[Dataset rows for apps and sites]
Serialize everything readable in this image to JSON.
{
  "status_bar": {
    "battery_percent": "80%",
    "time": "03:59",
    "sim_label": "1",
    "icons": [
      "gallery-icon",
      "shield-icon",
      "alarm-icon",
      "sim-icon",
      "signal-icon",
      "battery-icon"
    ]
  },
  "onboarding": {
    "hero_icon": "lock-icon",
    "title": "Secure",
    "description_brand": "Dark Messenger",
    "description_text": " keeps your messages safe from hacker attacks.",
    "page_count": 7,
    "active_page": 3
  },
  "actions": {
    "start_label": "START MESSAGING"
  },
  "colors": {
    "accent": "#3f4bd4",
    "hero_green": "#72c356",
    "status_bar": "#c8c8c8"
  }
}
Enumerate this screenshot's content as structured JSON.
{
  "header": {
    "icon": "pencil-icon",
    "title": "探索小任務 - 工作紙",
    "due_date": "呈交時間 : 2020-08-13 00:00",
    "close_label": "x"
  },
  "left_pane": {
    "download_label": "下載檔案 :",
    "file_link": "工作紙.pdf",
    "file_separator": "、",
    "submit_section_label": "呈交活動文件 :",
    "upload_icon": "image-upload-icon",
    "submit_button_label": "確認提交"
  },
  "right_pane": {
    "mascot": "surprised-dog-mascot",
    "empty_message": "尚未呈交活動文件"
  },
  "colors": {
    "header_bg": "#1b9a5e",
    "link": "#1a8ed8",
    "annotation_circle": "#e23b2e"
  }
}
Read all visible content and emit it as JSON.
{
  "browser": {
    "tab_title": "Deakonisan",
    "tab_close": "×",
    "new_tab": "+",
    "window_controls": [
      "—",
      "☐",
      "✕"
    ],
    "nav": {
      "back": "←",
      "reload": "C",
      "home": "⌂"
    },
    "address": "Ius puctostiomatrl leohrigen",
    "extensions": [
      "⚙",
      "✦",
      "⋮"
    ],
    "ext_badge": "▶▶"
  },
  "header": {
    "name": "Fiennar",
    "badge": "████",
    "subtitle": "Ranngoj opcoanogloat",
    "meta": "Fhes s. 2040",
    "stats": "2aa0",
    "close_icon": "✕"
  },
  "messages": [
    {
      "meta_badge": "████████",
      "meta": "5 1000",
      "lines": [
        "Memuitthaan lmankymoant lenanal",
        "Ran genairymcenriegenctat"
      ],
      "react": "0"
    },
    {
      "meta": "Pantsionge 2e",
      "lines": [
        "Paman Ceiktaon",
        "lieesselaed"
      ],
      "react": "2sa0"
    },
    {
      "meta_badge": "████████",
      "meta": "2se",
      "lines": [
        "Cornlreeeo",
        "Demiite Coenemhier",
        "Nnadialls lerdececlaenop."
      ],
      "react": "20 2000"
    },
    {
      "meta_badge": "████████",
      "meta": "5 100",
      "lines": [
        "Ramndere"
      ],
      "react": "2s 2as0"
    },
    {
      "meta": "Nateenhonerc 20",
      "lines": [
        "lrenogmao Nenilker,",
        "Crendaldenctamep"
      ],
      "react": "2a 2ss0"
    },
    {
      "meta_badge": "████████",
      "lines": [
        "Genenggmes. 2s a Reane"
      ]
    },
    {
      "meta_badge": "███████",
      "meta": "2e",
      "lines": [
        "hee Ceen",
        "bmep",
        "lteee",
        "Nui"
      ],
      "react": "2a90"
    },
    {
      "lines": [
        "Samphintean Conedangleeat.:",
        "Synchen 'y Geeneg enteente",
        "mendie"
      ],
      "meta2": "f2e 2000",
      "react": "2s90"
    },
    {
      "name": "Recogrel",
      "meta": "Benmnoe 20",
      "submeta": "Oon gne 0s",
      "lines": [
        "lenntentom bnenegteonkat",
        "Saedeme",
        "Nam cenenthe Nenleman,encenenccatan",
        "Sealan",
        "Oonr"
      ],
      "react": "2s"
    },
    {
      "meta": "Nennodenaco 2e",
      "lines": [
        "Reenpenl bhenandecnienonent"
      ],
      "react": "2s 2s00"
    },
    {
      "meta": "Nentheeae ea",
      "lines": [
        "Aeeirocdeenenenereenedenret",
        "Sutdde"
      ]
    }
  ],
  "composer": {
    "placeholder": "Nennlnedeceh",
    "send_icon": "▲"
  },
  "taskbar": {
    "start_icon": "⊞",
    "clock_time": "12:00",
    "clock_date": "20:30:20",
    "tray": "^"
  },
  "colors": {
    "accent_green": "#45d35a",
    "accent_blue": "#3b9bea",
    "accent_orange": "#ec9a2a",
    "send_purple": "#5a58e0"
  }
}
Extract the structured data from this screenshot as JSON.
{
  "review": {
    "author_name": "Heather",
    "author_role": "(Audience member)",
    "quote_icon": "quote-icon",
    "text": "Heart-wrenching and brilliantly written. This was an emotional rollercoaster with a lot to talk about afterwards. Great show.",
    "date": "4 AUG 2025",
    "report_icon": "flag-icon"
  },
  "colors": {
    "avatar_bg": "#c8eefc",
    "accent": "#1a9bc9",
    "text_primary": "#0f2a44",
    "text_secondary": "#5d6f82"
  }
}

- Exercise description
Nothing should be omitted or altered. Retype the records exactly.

- Output of the exercise
Serialize everything readable in this image to JSON.
{
  "status_bar": {
    "battery_percent": "80%",
    "time": "03:59",
    "sim_label": "1",
    "icons": [
      "gallery-icon",
      "shield-icon",
      "alarm-icon",
      "sim-icon",
      "signal-icon",
      "battery-icon"
    ]
  },
  "onboarding": {
    "hero_icon": "lock-icon",
    "title": "Secure",
    "description_brand": "Dark Messenger",
    "description_text": " keeps your messages safe from hacker attacks.",
    "page_count": 7,
    "active_page": 3
  },
  "actions": {
    "start_label": "START MESSAGING"
  },
  "colors": {
    "accent": "#3f4bd4",
    "hero_green": "#72c356",
    "status_bar": "#c8c8c8"
  }
}
Enumerate this screenshot's content as structured JSON.
{
  "header": {
    "icon": "pencil-icon",
    "title": "探索小任務 - 工作紙",
    "due_date": "呈交時間 : 2020-08-13 00:00",
    "close_label": "x"
  },
  "left_pane": {
    "download_label": "下載檔案 :",
    "file_link": "工作紙.pdf",
    "file_separator": "、",
    "submit_section_label": "呈交活動文件 :",
    "upload_icon": "image-upload-icon",
    "submit_button_label": "確認提交"
  },
  "right_pane": {
    "mascot": "surprised-dog-mascot",
    "empty_message": "尚未呈交活動文件"
  },
  "colors": {
    "header_bg": "#1b9a5e",
    "link": "#1a8ed8",
    "annotation_circle": "#e23b2e"
  }
}
Read all visible content and emit it as JSON.
{
  "browser": {
    "tab_title": "Deakonisan",
    "tab_close": "×",
    "new_tab": "+",
    "window_controls": [
      "—",
      "☐",
      "✕"
    ],
    "nav": {
      "back": "←",
      "reload": "C",
      "home": "⌂"
    },
    "address": "Ius puctostiomatrl leohrigen",
    "extensions": [
      "⚙",
      "✦",
      "⋮"
    ],
    "ext_badge": "▶▶"
  },
  "header": {
    "name": "Fiennar",
    "badge": "████",
    "subtitle": "Ranngoj opcoanogloat",
    "meta": "Fhes s. 2040",
    "stats": "2aa0",
    "close_icon": "✕"
  },
  "messages": [
    {
      "meta_badge": "████████",
      "meta": "5 1000",
      "lines": [
        "Memuitthaan lmankymoant lenanal",
        "Ran genairymcenriegenctat"
      ],
      "react": "0"
    },
    {
      "meta": "Pantsionge 2e",
      "lines": [
        "Paman Ceiktaon",
        "lieesselaed"
      ],
      "react": "2sa0"
    },
    {
      "meta_badge": "████████",
      "meta": "2se",
      "lines": [
        "Cornlreeeo",
        "Demiite Coenemhier",
        "Nnadialls lerdececlaenop."
      ],
      "react": "20 2000"
    },
    {
      "meta_badge": "████████",
      "meta": "5 100",
      "lines": [
        "Ramndere"
      ],
      "react": "2s 2as0"
    },
    {
      "meta": "Nateenhonerc 20",
      "lines": [
        "lrenogmao Nenilker,",
        "Crendaldenctamep"
      ],
      "react": "2a 2ss0"
    },
    {
      "meta_badge": "████████",
      "lines": [
        "Genenggmes. 2s a Reane"
      ]
    },
    {
      "meta_badge": "███████",
      "meta": "2e",
      "lines": [
        "hee Ceen",
        "bmep",
        "lteee",
        "Nui"
      ],
      "react": "2a90"
    },
    {
      "lines": [
        "Samphintean Conedangleeat.:",
        "Synchen 'y Geeneg enteente",
        "mendie"
      ],
      "meta2": "f2e 2000",
      "react": "2s90"
    },
    {
      "name": "Recogrel",
      "meta": "Benmnoe 20",
      "submeta": "Oon gne 0s",
      "lines": [
        "lenntentom bnenegteonkat",
        "Saedeme",
        "Nam cenenthe Nenleman,encenenccatan",
        "Sealan",
        "Oonr"
      ],
      "react": "2s"
    },
    {
      "meta": "Nennodenaco 2e",
      "lines": [
        "Reenpenl bhenandecnienonent"
      ],
      "react": "2s 2s00"
    },
    {
      "meta": "Nentheeae ea",
      "lines": [
        "Aeeirocdeenenenereenedenret",
        "Sutdde"
      ]
    }
  ],
  "composer": {
    "placeholder": "Nennlnedeceh",
    "send_icon": "▲"
  },
  "taskbar": {
    "start_icon": "⊞",
    "clock_time": "12:00",
    "clock_date": "20:30:20",
    "tray": "^"
  },
  "colors": {
    "accent_green": "#45d35a",
    "accent_blue": "#3b9bea",
    "accent_orange": "#ec9a2a",
    "send_purple": "#5a58e0"
  }
}
Extract the structured data from this screenshot as JSON.
{
  "review": {
    "author_name": "Heather",
    "author_role": "(Audience member)",
    "quote_icon": "quote-icon",
    "text": "Heart-wrenching and brilliantly written. This was an emotional rollercoaster with a lot to talk about afterwards. Great show.",
    "date": "4 AUG 2025",
    "report_icon": "flag-icon"
  },
  "colors": {
    "avatar_bg": "#c8eefc",
    "accent": "#1a9bc9",
    "text_primary": "#0f2a44",
    "text_secondary": "#5d6f82"
  }
}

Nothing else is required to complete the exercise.